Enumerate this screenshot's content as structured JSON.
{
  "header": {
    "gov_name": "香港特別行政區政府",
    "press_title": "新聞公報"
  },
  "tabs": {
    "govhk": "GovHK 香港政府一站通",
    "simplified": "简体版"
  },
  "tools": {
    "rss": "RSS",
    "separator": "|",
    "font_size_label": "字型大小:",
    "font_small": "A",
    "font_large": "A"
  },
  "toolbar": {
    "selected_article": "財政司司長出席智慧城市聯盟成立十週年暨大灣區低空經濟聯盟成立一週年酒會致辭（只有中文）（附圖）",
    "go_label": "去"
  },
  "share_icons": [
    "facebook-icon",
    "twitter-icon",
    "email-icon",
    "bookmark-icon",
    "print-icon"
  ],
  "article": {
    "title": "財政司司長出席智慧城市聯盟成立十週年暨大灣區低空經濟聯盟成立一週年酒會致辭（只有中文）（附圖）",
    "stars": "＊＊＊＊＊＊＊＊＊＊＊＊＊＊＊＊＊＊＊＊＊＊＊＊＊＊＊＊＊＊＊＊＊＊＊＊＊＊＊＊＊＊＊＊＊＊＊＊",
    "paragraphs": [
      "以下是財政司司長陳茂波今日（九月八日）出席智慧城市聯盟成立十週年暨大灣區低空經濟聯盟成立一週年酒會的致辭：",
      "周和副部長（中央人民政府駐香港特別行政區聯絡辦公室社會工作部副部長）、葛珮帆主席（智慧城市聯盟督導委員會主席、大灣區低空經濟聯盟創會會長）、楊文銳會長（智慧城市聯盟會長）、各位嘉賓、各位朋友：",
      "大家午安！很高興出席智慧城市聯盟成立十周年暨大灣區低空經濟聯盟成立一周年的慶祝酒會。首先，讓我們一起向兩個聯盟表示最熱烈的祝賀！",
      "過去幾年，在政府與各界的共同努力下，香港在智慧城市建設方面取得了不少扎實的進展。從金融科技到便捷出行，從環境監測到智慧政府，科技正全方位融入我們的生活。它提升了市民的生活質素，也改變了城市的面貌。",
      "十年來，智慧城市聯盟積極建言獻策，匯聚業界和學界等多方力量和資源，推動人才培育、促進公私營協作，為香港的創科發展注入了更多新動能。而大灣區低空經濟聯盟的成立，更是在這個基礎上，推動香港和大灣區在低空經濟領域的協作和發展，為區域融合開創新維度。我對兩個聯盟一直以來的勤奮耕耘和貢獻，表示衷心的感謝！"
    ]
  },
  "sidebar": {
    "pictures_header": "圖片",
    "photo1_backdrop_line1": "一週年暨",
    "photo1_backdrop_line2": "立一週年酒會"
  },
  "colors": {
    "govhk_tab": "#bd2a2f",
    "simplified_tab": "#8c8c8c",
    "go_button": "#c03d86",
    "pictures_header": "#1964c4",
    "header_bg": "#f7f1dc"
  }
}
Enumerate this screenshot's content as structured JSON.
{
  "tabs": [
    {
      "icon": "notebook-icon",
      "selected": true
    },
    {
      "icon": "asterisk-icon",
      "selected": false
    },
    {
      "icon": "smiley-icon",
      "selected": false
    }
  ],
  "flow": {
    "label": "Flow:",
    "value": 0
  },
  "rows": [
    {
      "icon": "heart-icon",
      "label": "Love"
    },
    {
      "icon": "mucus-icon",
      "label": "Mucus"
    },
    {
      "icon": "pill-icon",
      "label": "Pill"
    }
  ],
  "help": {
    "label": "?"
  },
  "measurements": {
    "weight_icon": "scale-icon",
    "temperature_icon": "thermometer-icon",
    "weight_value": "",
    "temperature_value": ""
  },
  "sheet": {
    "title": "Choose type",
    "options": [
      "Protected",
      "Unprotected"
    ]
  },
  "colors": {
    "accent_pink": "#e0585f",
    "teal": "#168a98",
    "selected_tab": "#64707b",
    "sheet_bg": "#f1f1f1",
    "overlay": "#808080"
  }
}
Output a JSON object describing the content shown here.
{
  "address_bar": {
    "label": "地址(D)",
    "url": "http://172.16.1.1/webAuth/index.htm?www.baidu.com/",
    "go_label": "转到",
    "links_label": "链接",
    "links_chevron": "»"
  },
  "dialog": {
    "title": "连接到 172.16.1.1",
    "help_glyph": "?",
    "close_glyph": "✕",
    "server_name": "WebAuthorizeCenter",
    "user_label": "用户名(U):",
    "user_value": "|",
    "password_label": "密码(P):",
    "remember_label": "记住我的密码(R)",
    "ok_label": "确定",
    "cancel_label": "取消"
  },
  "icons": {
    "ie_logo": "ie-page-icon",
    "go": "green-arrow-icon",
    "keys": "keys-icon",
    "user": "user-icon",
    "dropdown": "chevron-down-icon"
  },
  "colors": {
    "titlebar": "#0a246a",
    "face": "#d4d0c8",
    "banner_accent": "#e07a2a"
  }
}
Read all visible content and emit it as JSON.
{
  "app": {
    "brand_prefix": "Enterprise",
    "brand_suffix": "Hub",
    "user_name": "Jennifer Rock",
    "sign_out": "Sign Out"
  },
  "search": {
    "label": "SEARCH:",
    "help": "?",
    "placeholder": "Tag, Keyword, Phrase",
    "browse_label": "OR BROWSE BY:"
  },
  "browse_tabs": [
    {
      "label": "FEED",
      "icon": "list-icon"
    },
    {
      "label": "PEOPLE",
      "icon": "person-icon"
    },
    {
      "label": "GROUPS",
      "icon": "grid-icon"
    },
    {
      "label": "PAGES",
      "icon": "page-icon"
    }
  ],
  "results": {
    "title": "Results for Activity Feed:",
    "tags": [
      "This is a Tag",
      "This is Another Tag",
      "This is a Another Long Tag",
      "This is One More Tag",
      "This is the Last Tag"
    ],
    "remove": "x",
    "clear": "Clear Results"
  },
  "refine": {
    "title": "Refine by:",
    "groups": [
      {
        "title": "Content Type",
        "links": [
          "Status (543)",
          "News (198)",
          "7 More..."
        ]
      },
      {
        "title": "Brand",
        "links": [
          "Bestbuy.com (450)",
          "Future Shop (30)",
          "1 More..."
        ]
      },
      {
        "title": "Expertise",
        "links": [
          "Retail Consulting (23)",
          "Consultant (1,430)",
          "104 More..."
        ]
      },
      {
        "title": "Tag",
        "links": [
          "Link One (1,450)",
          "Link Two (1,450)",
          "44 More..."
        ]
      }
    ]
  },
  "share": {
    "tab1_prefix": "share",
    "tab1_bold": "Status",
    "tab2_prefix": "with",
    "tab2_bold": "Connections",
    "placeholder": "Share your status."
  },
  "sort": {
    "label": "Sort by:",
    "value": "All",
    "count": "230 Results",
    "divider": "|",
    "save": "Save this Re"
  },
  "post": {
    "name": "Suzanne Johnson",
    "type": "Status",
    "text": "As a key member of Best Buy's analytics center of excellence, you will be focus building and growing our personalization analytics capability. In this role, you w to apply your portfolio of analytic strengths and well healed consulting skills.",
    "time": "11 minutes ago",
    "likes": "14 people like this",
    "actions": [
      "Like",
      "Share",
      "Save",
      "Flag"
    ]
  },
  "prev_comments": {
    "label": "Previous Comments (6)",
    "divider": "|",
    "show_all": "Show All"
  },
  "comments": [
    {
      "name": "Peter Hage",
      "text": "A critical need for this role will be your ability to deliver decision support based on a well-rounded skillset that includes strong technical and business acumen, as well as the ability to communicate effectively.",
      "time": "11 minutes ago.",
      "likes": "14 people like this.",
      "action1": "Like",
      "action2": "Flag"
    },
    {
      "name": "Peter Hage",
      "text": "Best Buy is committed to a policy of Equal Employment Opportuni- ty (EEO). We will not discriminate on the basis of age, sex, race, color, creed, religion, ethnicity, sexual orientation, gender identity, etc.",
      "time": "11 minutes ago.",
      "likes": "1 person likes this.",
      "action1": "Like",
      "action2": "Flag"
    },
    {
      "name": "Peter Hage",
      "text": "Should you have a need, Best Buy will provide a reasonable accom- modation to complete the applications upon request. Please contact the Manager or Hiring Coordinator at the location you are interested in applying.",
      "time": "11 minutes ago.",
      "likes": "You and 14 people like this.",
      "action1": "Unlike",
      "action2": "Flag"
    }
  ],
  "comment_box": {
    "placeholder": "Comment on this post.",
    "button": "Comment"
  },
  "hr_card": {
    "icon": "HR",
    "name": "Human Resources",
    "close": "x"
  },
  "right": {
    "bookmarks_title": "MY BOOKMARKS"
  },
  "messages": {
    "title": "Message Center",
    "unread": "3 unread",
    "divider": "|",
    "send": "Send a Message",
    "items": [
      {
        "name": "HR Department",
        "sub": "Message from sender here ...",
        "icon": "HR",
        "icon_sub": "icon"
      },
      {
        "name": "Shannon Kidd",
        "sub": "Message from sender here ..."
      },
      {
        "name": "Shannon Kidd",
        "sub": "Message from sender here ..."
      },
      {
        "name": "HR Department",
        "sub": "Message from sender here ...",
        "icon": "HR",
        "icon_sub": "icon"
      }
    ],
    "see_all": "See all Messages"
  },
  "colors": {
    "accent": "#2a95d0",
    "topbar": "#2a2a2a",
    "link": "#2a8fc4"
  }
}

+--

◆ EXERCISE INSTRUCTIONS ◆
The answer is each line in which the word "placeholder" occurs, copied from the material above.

◆ YOUR SOLUTION ◆
    "placeholder": "Tag, Keyword, Phrase",
    "placeholder": "Share your status."
    "placeholder": "Comment on this post.",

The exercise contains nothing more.